        You have touched my heart. Thank you, Mary Ann.
        Kindness – Robert.


      • A smile. Kindness and love. Sometimes we have to fake it until we make it. Find the good and leave the rest behind. Always be true to yourself and follow what your heart dictates. Be happy and capture the joy in today!

        Liked by 1 person

      • robertcday says:

        Ah, Mary Ann – you just carry on being who you are. You’re a blessing. 🙂

        Liked by 1 person

      • Blessings to you as well. 🙂

        Liked by 1 person
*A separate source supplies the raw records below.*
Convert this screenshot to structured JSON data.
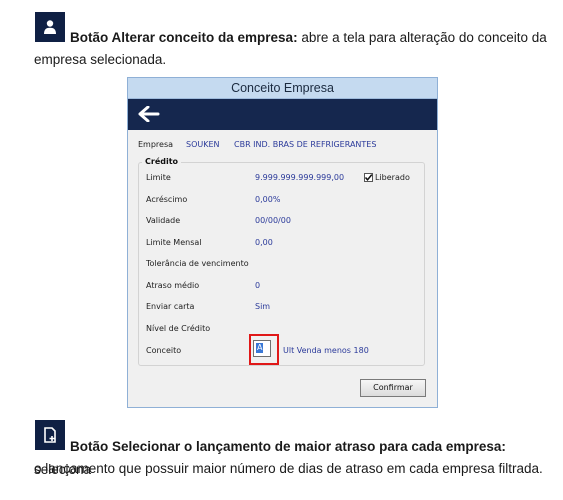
{
  "section1": {
    "icon": "user-icon",
    "title": "Botão Alterar conceito da empresa:",
    "text_line1": " abre a tela para alteração do conceito da",
    "text_line2": "empresa selecionada."
  },
  "dialog": {
    "title": "Conceito Empresa",
    "back_icon": "back-arrow-icon",
    "company_label": "Empresa",
    "company_code": "SOUKEN",
    "company_name": "CBR IND. BRAS DE REFRIGERANTES",
    "group_title": "Crédito",
    "fields": [
      {
        "label": "Limite",
        "value": "9.999.999.999.999,00"
      },
      {
        "label": "Acréscimo",
        "value": "0,00%"
      },
      {
        "label": "Validade",
        "value": "00/00/00"
      },
      {
        "label": "Limite Mensal",
        "value": "0,00"
      },
      {
        "label": "Tolerância de vencimento",
        "value": ""
      },
      {
        "label": "Atraso médio",
        "value": "0"
      },
      {
        "label": "Enviar carta",
        "value": "Sim"
      },
      {
        "label": "Nível de Crédito",
        "value": ""
      },
      {
        "label": "Conceito",
        "value": ""
      }
    ],
    "liberado_label": "Liberado",
    "liberado_checked": true,
    "conceito_code": "A",
    "conceito_desc": "Ult Venda menos 180",
    "confirm_label": "Confirmar",
    "highlight_color": "#e01818"
  },
  "section2": {
    "icon": "add-document-icon",
    "title": "Botão Selecionar o lançamento de maior atraso para cada empresa:",
    "text_line1": " seleciona",
    "text_line2": "o lançamento que possuir maior número de dias de atraso em cada empresa filtrada."
  }
}
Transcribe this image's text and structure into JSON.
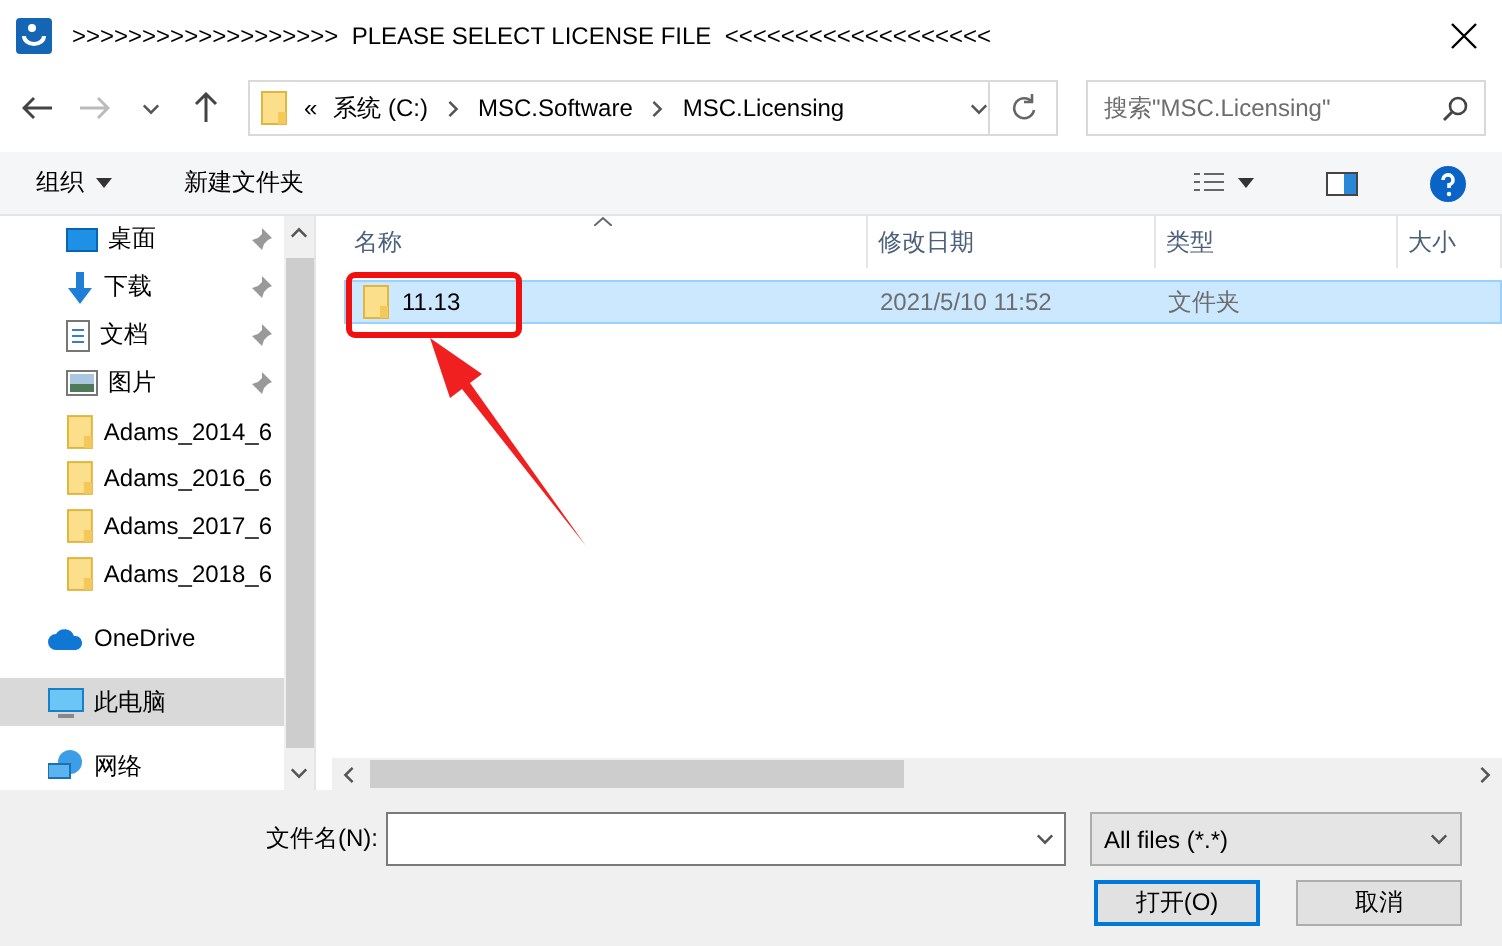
{
  "window": {
    "title": ">>>>>>>>>>>>>>>>>>>  PLEASE SELECT LICENSE FILE  <<<<<<<<<<<<<<<<<<<"
  },
  "address": {
    "path": [
      "系统 (C:)",
      "MSC.Software",
      "MSC.Licensing"
    ],
    "overflow": "«"
  },
  "search": {
    "placeholder": "搜索\"MSC.Licensing\""
  },
  "toolbar": {
    "organize": "组织",
    "new_folder": "新建文件夹"
  },
  "sidebar": {
    "items": [
      {
        "label": "桌面",
        "kind": "desktop",
        "pinned": true,
        "selected": false
      },
      {
        "label": "下载",
        "kind": "download",
        "pinned": true,
        "selected": false
      },
      {
        "label": "文档",
        "kind": "document",
        "pinned": true,
        "selected": false
      },
      {
        "label": "图片",
        "kind": "picture",
        "pinned": true,
        "selected": false
      },
      {
        "label": "Adams_2014_6",
        "kind": "folder",
        "pinned": false,
        "selected": false
      },
      {
        "label": "Adams_2016_6",
        "kind": "folder",
        "pinned": false,
        "selected": false
      },
      {
        "label": "Adams_2017_6",
        "kind": "folder",
        "pinned": false,
        "selected": false
      },
      {
        "label": "Adams_2018_6",
        "kind": "folder",
        "pinned": false,
        "selected": false
      },
      {
        "label": "OneDrive",
        "kind": "cloud",
        "pinned": false,
        "selected": false
      },
      {
        "label": "此电脑",
        "kind": "pc",
        "pinned": false,
        "selected": true
      },
      {
        "label": "网络",
        "kind": "network",
        "pinned": false,
        "selected": false
      }
    ]
  },
  "table": {
    "columns": [
      "名称",
      "修改日期",
      "类型",
      "大小"
    ],
    "rows": [
      {
        "name": "11.13",
        "modified": "2021/5/10 11:52",
        "type": "文件夹",
        "selected": true
      }
    ]
  },
  "footer": {
    "filename_label": "文件名(N):",
    "filter": "All files (*.*)",
    "open": "打开(O)",
    "cancel": "取消"
  }
}
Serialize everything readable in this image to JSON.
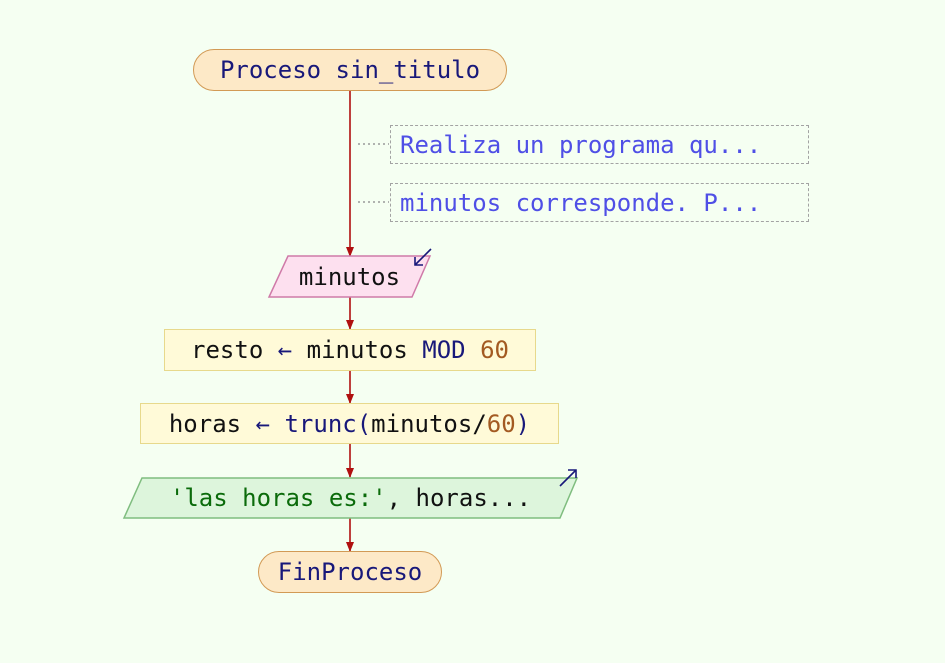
{
  "colors": {
    "background": "#f5fff2",
    "flow_line": "#b01010",
    "comment_link": "#9a9a9a",
    "terminal_fill": "#fde9c7",
    "terminal_border": "#d29a55",
    "input_fill": "#fde0ef",
    "input_border": "#cf7aa8",
    "assign_fill": "#fffad8",
    "assign_border": "#e7d98c",
    "output_fill": "#ddf5dc",
    "output_border": "#7fbd7f",
    "keyword": "#18187a",
    "number": "#a35a22",
    "string": "#0b6b0b",
    "comment_text": "#4f4fe6"
  },
  "diagram": {
    "start": {
      "label": "Proceso sin_titulo"
    },
    "comments": [
      {
        "text": "Realiza un programa qu..."
      },
      {
        "text": "minutos corresponde. P..."
      }
    ],
    "input": {
      "label": "minutos",
      "arrow_icon": "input-arrow-icon"
    },
    "assign1": {
      "var": "resto",
      "arrow": "←",
      "expr": "minutos",
      "op": "MOD",
      "num": "60"
    },
    "assign2": {
      "var": "horas",
      "arrow": "←",
      "func": "trunc",
      "open": "(",
      "arg": "minutos/",
      "num": "60",
      "close": ")"
    },
    "output": {
      "str": "'las horas es:'",
      "rest": ", horas...",
      "arrow_icon": "output-arrow-icon"
    },
    "end": {
      "label": "FinProceso"
    }
  }
}
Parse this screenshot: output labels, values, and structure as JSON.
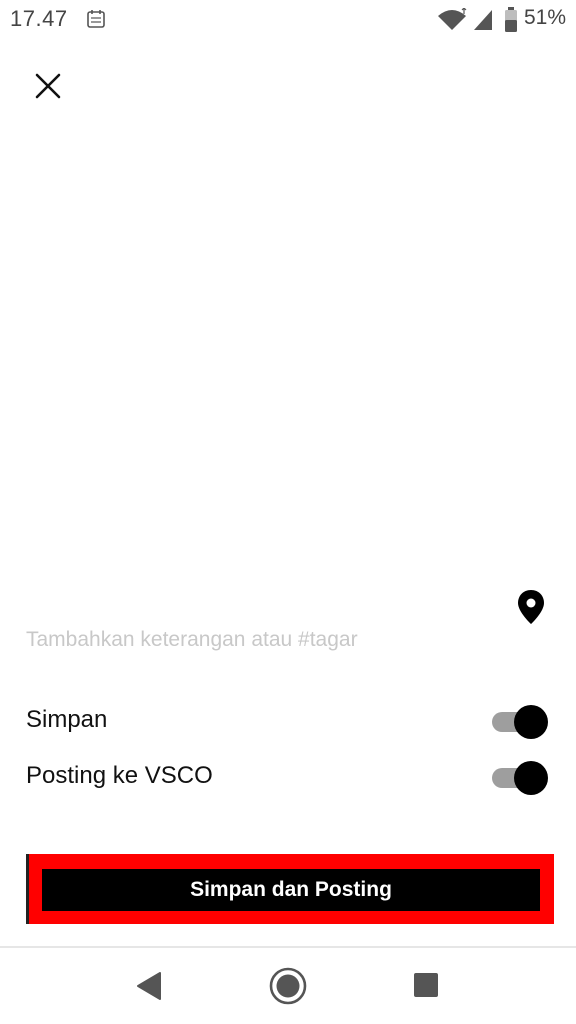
{
  "status_bar": {
    "time": "17.47",
    "battery_percent": "51%",
    "battery_level": 0.51,
    "notification_icon": "calendar-notification-icon",
    "wifi_icon": "wifi-icon",
    "signal_icon": "cell-signal-icon",
    "battery_icon": "battery-icon"
  },
  "header": {
    "close_icon": "close-icon"
  },
  "caption": {
    "placeholder": "Tambahkan keterangan atau #tagar",
    "value": "",
    "location_icon": "location-pin-icon"
  },
  "toggles": [
    {
      "label": "Simpan",
      "on": true
    },
    {
      "label": "Posting ke VSCO",
      "on": true
    }
  ],
  "primary_button": {
    "label": "Simpan dan Posting",
    "highlight_color": "#ff0000",
    "background_color": "#000000"
  },
  "nav_bar": {
    "back_icon": "back-triangle-icon",
    "home_icon": "home-circle-icon",
    "recents_icon": "recents-square-icon"
  }
}
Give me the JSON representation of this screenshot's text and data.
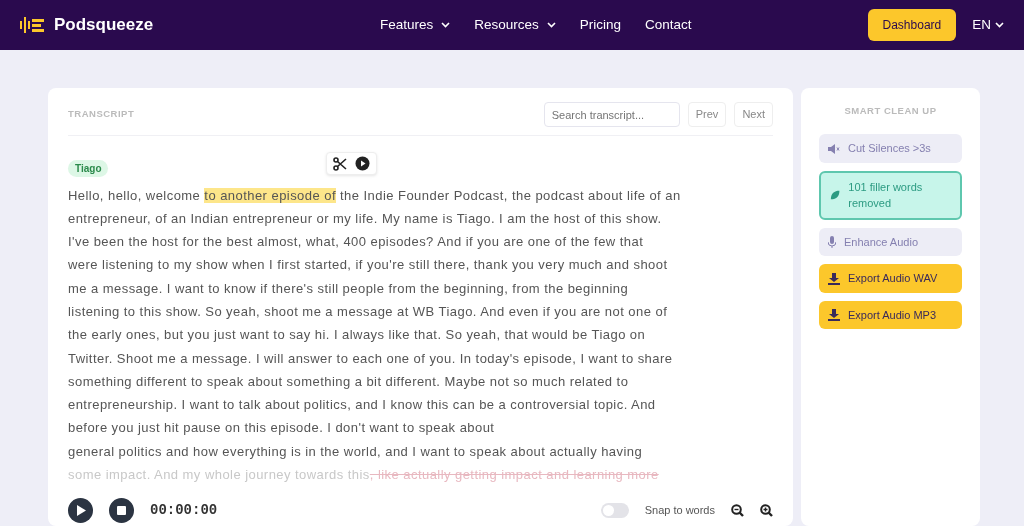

  4. Beautiful post – My family knew that – from East of France ( Champagne ) to Brittany when I was around 22. I was a student in Dijon. No sister nor brother – that was a time when I felt alone ” lost in Brittany ” though I was born there, but not brought up. My friends were in Brittany and Dijon…
    It was a motivation to study hard and go to Paris. My true life !
    Thank you so much for wrinting your experience
    Amitiés – france

    Liked by 1 person

    • sorry … all the contrary – my friends were in Champagne and Dijon ! ( not Brittany )

      Liked by 1 person

      • Not to worry. I understood what your intent was. Every time I tell people that the longest time I ever spent in one school was two years because the schools were too old and closed and new ones were built or that we moved, people always asked me if my father was in the military. No. It just so happened that way. We had a good close knit, loving family as a foundation so it never really bothered me. Happy writing to you.


    • Thank you for the insightful comment. It is not easy to move, find new schools and new friends. Younger children seem to fare better. At 22, that must have been more difficult. I love France and have visited a few times. All the best and thank you again. ^__^


Leave a Reply

Fill in your details below or click an icon to log in:

WordPress.com Logo

You are commenting using your WordPress.com account. Log Out /  Change )

Google photo

You are commenting using your Google account. Log Out /  Change )

Twitter picture

You are commenting using your Twitter account. Log Out /  Change )

Facebook photo

You are commenting using your Facebook account. Log Out /  Change )

Connecting to %s